- HKEY_CURRENT_USER\Control Panel\DesktopStep 14: Delete the registry keys and sub-keys created by Cezar ransomware.
Step 15: Close the Registry Editor and empty your Recycle Bin.
Try to recover your encrypted files using their Volume Shadow copies
Restoring your encrypted files using Windows’ Previous Versions feature will only be effective if Cezar ransomware hasn’t deleted the shadow copies of your files. But still, this is one of the best and free methods there is, so it’s definitely worth a shot.
To restore the encrypted file, right-click on it and select Properties, a new window will pop-up, then proceed to Previous Versions. It will load the file’s previous version before it was modified. After it loads, select any of the previous versions displayed on the list like the one in the illustration below. And then click the Restore button.
To ensure the removal of Cezar ransomware from your system including the malicious components it has created on your system, follow the advanced steps below.
Perform a full system scan using [product-code]. To do so, follow these steps:
- Turn on your computer. If it’s already on, you have to reboot

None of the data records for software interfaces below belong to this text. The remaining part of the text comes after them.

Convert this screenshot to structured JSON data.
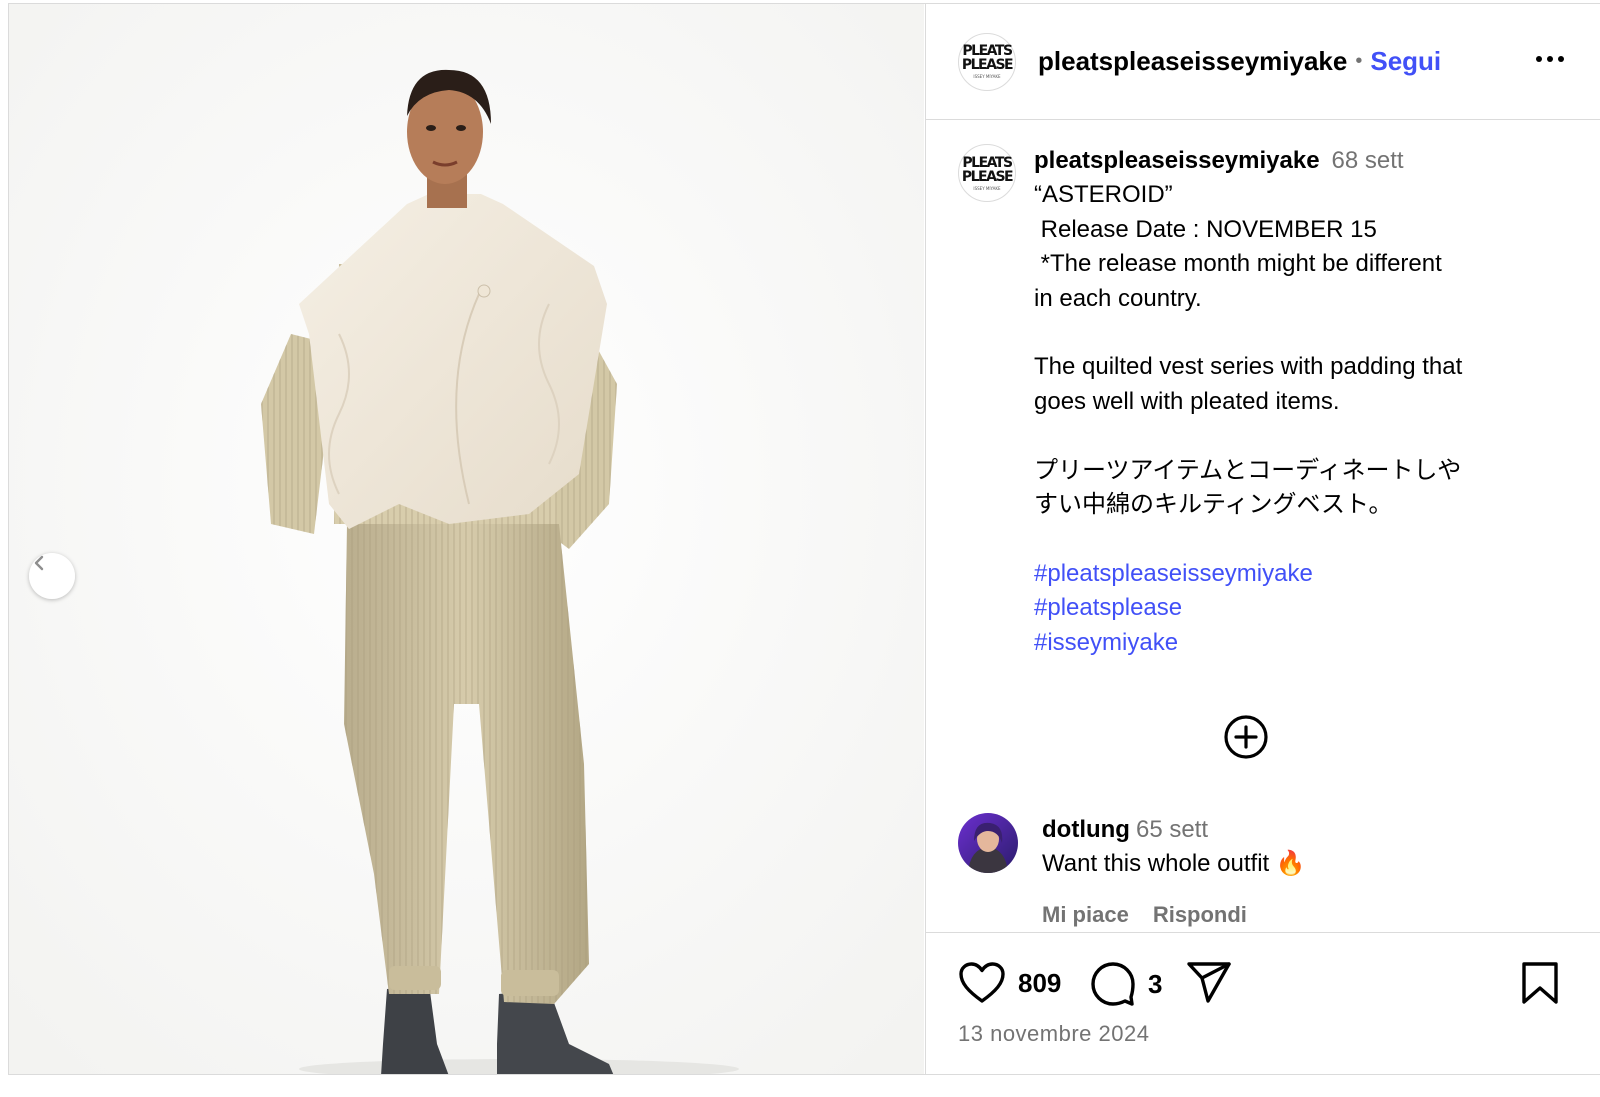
{
  "header": {
    "username": "pleatspleaseisseymiyake",
    "separator": "•",
    "follow_label": "Segui",
    "more_icon": "more-horizontal-icon"
  },
  "logo": {
    "line1": "PLEATS",
    "line2": "PLEASE",
    "line3": "ISSEY MIYAKE"
  },
  "media": {
    "prev_icon": "chevron-left-icon"
  },
  "caption": {
    "username": "pleatspleaseisseymiyake",
    "time": "68 sett",
    "lines": [
      "“ASTEROID”",
      " Release Date : NOVEMBER 15",
      " *The release month might be different",
      "in each country.",
      "",
      "The quilted vest series with padding that",
      "goes well with pleated items.",
      "",
      "プリーツアイテムとコーディネートしや",
      "すい中綿のキルティングベスト。",
      ""
    ],
    "hashtags": [
      "#pleatspleaseisseymiyake",
      "#pleatsplease",
      "#isseymiyake"
    ]
  },
  "load_more_icon": "plus-circle-icon",
  "comment": {
    "username": "dotlung",
    "time": "65 sett",
    "text": "Want this whole outfit 🔥",
    "like_label": "Mi piace",
    "reply_label": "Rispondi"
  },
  "footer": {
    "likes": "809",
    "comments": "3",
    "date": "13 novembre 2024",
    "icons": [
      "heart-icon",
      "comment-icon",
      "share-icon",
      "bookmark-icon"
    ]
  },
  "colors": {
    "link": "#4150f7",
    "muted": "#737373",
    "border": "#dbdbdb"
  }
}
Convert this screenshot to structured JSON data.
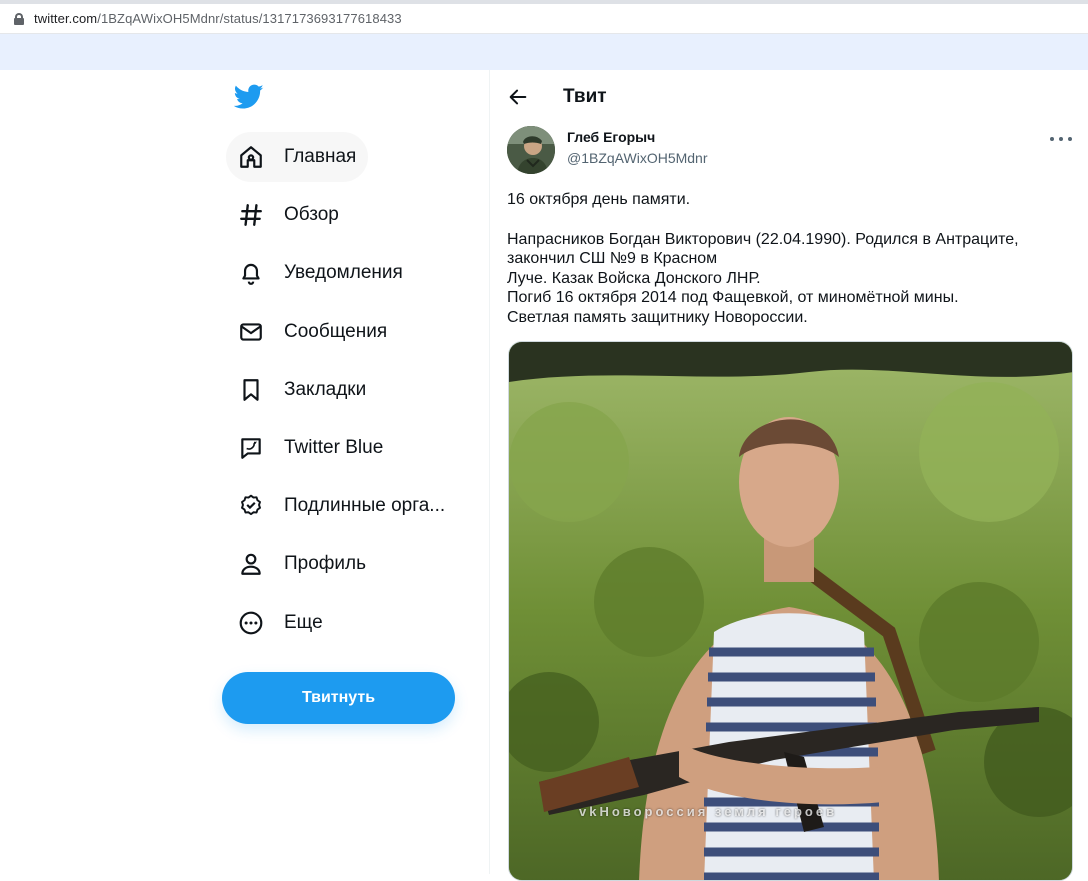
{
  "browser": {
    "url_host": "twitter.com",
    "url_path": "/1BZqAWixOH5Mdnr/status/1317173693177618433"
  },
  "sidebar": {
    "logo_icon": "twitter-bird-icon",
    "items": [
      {
        "label": "Главная",
        "icon": "home-icon"
      },
      {
        "label": "Обзор",
        "icon": "hashtag-icon"
      },
      {
        "label": "Уведомления",
        "icon": "bell-icon"
      },
      {
        "label": "Сообщения",
        "icon": "envelope-icon"
      },
      {
        "label": "Закладки",
        "icon": "bookmark-icon"
      },
      {
        "label": "Twitter Blue",
        "icon": "twitter-blue-icon"
      },
      {
        "label": "Подлинные орга...",
        "icon": "verified-badge-icon"
      },
      {
        "label": "Профиль",
        "icon": "person-icon"
      },
      {
        "label": "Еще",
        "icon": "more-circle-icon"
      }
    ],
    "tweet_button": "Твитнуть"
  },
  "main": {
    "header_title": "Твит",
    "author": {
      "name": "Глеб Егорыч",
      "handle": "@1BZqAWixOH5Mdnr"
    },
    "tweet_lines": [
      "16 октября день памяти.",
      "Напрасников Богдан Викторович (22.04.1990). Родился в Антраците,",
      "закончил СШ №9 в Красном",
      "Луче. Казак Войска Донского ЛНР.",
      "Погиб 16 октября 2014 под Фащевкой, от миномётной мины.",
      "Светлая память защитнику Новороссии."
    ],
    "media_watermark": "vkНовороссия земля героев"
  },
  "colors": {
    "accent": "#1d9bf0",
    "text": "#0f1419",
    "secondary_text": "#536471"
  }
}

- After that, the BIOS screen will be displayed, but if Windows pops up instead, reboot your computer and try again. Once you’re on the BIOS screen, repeat pressing F8, by doing so the Advanced Option shows up.
- To navigate the Advanced Option use the arrow keys and select Safe Mode with Networking then hit
- Windows will now load the SafeMode with Networking.
- Press and hold both R key and Windows key.
- If done correctly, the Windows Run Box will show up.
- Type in the URL address, [product-url] in the Run dialog box and then tap Enter or click OK.
- After that, it will download the program. Wait for the download to finish and then open the launcher to install the program.
- Once the installation process is completed, run [product-code] to perform a full system scan.